Access Type

Thesis - Open Access

Degree Name

Master of Science in Human Factors & Systems


Human Factors and Systems

Committee Chair

Jon French, Ph.D.

First Committee Member

Mustapha Mouloua, Ph.D.

Second Committee Member

Albert Boquest, Ph.D.

Third Committee Member

Robert S. Kennedy, Ph.D.


The focus of this study was designed to empirically examine the effect of inducing mild motion sickness as an ameliorative to a more severe motion sickness exposure. Twenty-seven participants were selected for this study based upon their susceptibility to motion sickness, that is, only people who were determined to be motion susceptible were tested. All participants were exposed to a motion sickness-inducing environment. Eighteen participants were trained to adapt to motion sickness by exposure to a milder motion sickness-inducing environment, ending either 6 hours or 24 hours prior to the more severe motion test environment.

Participants during the pre-exposure experimental conditions were trained to perform a mild motion sickness procedure, the Coriolis illusion. Following this training period, all participants were exposed to the motion sickness testing environment; the optokinetic drum. Tests results were measured subjectively through a conventional motion sickness questionnaire and objectively through the use of a cognitive test, balance tests, and salivary markers for cortisol and amylase. A series of statistical analyses were conducted to compare the no motion pre-exposure condition to the other mild pre-exposure conditions in their measures from the motion sickness testing environment using both parametric and non-parametric tests. Based upon prior research, it was hypothesized that the subjective responses, cognitive performance, and biomarkers for motion sickness would decrease and balance would increase for the 6 and 12 hour exposures relative to the no pre-exposure condition.

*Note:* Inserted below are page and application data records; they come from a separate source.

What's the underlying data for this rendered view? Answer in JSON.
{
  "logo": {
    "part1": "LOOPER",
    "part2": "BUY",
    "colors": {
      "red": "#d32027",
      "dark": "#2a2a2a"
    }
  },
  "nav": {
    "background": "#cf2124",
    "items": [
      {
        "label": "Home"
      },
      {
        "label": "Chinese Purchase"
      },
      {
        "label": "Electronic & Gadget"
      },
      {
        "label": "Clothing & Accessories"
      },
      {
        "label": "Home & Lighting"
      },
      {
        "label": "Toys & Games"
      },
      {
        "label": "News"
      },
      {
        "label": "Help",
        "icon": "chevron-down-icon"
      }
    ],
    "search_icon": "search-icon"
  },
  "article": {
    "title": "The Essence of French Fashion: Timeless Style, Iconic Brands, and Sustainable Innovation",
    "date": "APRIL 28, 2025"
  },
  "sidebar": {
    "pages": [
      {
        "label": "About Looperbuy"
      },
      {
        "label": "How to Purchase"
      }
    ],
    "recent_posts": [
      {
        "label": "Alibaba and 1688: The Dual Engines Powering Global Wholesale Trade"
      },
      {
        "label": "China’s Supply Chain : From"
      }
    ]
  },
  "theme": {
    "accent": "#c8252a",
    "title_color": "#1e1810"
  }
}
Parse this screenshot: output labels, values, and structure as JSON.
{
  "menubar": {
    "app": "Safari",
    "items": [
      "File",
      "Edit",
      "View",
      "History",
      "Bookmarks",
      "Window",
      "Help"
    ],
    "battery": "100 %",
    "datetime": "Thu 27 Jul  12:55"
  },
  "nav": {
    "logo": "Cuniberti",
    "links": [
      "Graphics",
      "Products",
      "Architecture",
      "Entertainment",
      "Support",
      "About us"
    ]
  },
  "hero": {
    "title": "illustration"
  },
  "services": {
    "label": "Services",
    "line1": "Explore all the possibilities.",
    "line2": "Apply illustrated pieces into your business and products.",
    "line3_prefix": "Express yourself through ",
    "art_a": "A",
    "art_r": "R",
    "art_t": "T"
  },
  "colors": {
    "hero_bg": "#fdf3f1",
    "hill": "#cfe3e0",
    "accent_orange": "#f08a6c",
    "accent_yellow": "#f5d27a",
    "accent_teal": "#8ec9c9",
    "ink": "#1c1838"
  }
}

The results indicated that the SSQ, Cortisol levels, SSS, and Finger to Nose Test were the only measures that captured the onset of motion sickness, and the SSQ was the only measure that identified any difference between training and non training groups. The SSQ indicated that recovery from motion sickness occurred at a faster rate following OKD exposure if the participant had training prior to exposure. No differences in symptoms were shown between the 6 hour and 24 hour training groups. The results may help to identify a more effective countermeasure to improve perceptual training in motion sickness inducing environments. Theoretical and practical implications are also presented.